*** Block opens ***
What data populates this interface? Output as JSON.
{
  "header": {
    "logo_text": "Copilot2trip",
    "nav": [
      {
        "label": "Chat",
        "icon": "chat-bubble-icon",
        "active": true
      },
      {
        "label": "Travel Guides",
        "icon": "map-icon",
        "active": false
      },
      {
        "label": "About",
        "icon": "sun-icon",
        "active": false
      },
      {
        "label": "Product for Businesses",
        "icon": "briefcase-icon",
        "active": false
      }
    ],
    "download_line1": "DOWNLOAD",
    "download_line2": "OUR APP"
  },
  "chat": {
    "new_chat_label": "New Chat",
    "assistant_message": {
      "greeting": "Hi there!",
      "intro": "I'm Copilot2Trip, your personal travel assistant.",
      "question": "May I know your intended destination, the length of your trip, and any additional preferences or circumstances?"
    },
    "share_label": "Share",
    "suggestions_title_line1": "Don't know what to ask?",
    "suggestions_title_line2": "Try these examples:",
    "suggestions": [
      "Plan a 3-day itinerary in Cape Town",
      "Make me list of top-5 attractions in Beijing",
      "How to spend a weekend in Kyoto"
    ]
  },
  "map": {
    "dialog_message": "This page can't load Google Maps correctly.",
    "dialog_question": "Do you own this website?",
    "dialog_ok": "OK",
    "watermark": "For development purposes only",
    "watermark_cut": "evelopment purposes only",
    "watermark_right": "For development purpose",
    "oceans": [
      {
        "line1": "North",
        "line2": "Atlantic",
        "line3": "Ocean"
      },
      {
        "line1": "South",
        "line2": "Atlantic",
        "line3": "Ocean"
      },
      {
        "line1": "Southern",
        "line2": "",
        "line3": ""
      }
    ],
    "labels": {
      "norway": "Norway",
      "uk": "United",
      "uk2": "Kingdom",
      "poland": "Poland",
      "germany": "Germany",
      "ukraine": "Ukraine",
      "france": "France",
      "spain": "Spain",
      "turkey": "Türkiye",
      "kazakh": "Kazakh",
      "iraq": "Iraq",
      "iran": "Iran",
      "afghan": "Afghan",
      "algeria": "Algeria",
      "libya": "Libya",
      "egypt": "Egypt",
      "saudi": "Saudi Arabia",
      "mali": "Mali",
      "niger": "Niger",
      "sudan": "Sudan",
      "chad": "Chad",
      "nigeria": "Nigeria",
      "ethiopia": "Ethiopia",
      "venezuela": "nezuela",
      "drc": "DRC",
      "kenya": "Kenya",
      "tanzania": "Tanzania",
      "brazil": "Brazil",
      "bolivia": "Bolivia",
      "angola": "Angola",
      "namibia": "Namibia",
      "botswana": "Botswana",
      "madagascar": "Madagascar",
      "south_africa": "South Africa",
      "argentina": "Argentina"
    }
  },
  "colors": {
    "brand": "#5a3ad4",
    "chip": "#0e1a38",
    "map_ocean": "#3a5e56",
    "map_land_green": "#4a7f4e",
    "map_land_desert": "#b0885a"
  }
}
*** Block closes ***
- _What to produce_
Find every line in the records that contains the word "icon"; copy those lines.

- _Answer section_
        "icon": "chat-bubble-icon",
        "icon": "map-icon",
        "icon": "sun-icon",
        "icon": "briefcase-icon",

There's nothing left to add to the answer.